- GDP (PPP):
- $44.1 billion
- -4.2% growth
- 2.3% 5-year compound annual growth
- $1,599 per capita
- Inflation (CPI):
- FDI Inflow:
Madagascar’s economic freedom score is 58.9, making its economy the 98th freest in the 2022 Index. Madagascar is ranked 12th among 47 countries in the Sub-Saharan Africa region, and its overall score is above the regional average but below the world average.
Madagascar registered sporadic economic growth from 2017 through 2019 and then suffered a contraction in 2020. Growth resumed in 2021. During those five years, economic freedom scores were generally on the low side but somewhat erratic. With score increases in property rights and judicial effectiveness outpacing a decline in business freedom, Madagascar has recorded a 1.5-point overall gain of economic freedom since 2017 and remains in the upper half of the “Mostly Unfree” category. Fiscal health is greatly improved, but trade freedom has deteriorated, and government integrity is abysmal.
IMPACT OF COVID-19: As of December 1, 2021, 967 deaths had been attributed to the pandemic in Madagascar, and the government’s response to the crisis ranked 148th among the countries included in this Index in terms of its stringency. The economy contracted by 4.2 percent in 2020.
Madagascar, a former French colony, has been rocked by military coups, political violence, and corruption for decades. In 2014, after years of instability, Hery Rajaonarimampianina was elected president, and international donor assistance was resumed. In 2018, protests against proposed changes in the election law forced the prime minister to resign. Andry Rajoelina, a former president installed by a coup, reclaimed the presidency in a December 2018 runoff election. His ruling coalition gained a majority in the lower house in 2019 and a majority in the upper house in 2020. Madagascar produces 80 percent of the world’s natural vanilla. Agriculture, forestry, and fishing are economic mainstays. Interruptions in the power supply caused by deficient infrastructure and natural disasters such as cyclones are frequent.

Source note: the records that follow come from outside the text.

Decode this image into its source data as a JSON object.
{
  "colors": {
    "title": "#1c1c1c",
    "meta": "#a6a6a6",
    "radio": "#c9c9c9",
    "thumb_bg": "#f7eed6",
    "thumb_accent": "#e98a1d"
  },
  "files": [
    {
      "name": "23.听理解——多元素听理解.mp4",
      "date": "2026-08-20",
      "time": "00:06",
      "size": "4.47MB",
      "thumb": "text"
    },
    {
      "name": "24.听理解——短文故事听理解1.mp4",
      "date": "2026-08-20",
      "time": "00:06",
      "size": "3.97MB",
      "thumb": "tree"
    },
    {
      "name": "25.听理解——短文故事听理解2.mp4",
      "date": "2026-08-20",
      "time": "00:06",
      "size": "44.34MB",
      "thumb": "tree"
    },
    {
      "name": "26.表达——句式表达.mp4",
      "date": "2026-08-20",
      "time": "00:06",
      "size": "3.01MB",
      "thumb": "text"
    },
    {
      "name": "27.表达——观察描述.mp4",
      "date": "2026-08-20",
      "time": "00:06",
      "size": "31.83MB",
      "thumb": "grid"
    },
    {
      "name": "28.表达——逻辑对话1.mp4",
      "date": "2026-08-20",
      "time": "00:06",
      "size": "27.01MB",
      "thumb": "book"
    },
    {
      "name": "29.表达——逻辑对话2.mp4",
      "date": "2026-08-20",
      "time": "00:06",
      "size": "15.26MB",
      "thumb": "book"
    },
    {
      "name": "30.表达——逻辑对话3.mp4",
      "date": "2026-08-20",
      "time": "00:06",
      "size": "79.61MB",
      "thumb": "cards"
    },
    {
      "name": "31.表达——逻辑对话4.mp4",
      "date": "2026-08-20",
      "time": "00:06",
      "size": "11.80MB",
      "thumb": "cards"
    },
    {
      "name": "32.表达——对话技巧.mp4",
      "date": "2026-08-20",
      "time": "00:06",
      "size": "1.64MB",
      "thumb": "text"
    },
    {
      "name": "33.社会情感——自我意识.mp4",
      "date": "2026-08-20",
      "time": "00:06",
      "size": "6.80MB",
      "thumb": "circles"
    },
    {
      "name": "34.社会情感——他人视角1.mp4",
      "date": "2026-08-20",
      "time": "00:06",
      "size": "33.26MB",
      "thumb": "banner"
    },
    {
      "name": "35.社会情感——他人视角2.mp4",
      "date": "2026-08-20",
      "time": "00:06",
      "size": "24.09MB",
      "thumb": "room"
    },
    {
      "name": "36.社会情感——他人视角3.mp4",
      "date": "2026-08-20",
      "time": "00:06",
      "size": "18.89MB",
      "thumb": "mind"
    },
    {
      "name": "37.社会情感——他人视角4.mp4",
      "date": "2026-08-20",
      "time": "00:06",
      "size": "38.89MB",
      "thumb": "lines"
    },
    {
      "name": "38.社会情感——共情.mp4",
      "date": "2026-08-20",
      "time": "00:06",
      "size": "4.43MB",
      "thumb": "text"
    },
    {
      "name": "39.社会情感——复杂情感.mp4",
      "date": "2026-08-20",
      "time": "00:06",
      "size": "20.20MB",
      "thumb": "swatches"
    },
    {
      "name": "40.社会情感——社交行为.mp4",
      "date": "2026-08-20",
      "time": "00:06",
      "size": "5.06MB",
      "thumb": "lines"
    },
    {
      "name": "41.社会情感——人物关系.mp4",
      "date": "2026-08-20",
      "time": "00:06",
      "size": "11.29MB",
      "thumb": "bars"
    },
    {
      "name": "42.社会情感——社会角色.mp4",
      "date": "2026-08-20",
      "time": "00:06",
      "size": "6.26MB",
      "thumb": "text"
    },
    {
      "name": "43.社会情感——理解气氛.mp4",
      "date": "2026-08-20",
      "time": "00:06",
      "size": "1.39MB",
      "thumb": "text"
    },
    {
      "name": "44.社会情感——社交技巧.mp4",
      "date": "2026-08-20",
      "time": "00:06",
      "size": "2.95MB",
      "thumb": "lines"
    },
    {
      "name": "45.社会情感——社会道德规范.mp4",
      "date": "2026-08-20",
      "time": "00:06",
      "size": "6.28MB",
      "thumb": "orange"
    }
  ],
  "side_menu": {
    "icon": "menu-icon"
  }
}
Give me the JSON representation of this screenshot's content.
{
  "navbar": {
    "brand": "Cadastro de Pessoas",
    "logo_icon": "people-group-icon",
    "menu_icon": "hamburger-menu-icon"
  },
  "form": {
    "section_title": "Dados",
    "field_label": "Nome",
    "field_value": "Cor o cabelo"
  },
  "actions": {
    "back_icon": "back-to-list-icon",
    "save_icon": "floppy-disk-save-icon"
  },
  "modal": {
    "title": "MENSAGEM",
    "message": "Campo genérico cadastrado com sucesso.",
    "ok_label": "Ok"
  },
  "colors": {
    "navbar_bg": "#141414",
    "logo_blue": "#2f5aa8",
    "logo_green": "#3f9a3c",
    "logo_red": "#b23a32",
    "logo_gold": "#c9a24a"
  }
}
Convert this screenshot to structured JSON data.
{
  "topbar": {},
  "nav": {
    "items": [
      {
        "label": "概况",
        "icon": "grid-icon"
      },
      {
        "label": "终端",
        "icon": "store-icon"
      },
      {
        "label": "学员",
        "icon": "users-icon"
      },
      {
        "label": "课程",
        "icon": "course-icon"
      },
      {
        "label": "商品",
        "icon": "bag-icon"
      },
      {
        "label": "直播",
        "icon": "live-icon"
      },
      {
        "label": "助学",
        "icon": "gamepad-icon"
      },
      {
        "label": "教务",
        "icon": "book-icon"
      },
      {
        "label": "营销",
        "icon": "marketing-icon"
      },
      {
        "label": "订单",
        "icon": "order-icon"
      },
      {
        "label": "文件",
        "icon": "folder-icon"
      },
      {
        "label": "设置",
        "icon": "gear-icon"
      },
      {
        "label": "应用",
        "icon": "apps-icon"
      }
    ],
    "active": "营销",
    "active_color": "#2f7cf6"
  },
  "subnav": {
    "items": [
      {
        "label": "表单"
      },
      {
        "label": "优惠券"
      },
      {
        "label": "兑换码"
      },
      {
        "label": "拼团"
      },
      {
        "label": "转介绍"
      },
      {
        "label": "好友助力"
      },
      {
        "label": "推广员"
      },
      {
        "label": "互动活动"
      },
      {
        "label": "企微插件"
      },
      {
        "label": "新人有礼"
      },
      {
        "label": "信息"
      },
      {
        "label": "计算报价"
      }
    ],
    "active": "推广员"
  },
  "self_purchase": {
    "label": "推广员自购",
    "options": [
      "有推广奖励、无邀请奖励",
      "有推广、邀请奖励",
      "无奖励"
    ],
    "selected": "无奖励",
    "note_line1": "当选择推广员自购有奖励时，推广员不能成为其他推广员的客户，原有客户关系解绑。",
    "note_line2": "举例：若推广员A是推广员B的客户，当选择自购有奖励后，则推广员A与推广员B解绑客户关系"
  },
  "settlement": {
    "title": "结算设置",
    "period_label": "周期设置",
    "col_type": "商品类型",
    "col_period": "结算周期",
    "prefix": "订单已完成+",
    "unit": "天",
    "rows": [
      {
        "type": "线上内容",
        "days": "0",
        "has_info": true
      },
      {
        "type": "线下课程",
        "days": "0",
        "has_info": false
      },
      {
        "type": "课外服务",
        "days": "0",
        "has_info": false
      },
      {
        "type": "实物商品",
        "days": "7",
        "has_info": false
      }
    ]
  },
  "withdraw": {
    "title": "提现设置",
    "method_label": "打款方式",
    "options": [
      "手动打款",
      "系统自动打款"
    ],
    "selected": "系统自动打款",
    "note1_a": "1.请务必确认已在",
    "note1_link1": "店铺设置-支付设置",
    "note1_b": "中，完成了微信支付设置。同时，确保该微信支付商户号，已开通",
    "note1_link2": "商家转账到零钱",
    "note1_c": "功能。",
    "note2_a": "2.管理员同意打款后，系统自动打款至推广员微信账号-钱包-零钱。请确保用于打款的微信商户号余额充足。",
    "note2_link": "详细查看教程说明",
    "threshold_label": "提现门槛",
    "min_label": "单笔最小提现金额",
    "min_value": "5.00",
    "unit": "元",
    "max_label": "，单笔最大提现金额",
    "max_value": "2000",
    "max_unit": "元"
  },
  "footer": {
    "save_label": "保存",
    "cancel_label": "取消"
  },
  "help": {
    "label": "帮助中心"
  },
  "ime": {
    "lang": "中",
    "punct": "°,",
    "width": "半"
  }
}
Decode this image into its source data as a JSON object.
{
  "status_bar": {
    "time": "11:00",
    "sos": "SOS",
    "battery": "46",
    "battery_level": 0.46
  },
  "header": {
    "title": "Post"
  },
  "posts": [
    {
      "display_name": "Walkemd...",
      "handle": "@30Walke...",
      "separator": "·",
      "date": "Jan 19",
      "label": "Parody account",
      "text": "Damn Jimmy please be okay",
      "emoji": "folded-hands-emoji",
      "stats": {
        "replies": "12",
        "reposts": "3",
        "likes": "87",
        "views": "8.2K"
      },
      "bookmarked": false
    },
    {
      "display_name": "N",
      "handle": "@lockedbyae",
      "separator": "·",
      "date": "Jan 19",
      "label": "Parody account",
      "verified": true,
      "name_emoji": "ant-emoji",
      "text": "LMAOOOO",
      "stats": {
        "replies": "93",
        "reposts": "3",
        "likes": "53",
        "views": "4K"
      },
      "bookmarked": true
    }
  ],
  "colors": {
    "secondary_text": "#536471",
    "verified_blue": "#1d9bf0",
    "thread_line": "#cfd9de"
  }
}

Rule of Law
Property rights and interests are poorly respected because of corruption and the lack of material and technological resources. The registration system is cumbersome, complicated, and unreliable. The slow and inefficient judiciary lacks independence in practice and is perceived as corrupt. There is pervasive corruption in the police, tax authorities, customs, land administration, and many commercial sectors. Anticorruption efforts are weak.
The top individual income and corporate tax rates are 20 percent. Other taxes include value-added and capital gains taxes. The overall tax burden equals 11.4 percent of total domestic income. Government spending has amounted to 15.4 percent of total output (GDP) over the past three years, and budget deficits have averaged 2.3 percent of GDP. Public debt is equivalent to 43.6 percent of GDP.
The 2019 Plan Emergence de Madagascar aspires to revive business activity, but it lacks policy focus and transparency. Enforcement of contracts is lax. Labor laws, including those regulating child labor, are poorly upheld. The state funds subsidies in such key sectors as aviation, public utilities (water and electricity), ports, hotels, insurance, finance, mining, maintenance, and ship construction.
Madagascar has one preferential trade agreement in force. The trade-weighted average tariff rate is 10.1 percent, and 17 nontariff measures are in effect. The investment regime’s inefficiency and lack of transparency curtail prospects for dynamic growth in new investment. The relatively high cost of financing is a barrier to entrepreneurial growth in the private sector, particularly for small and medium-size firms.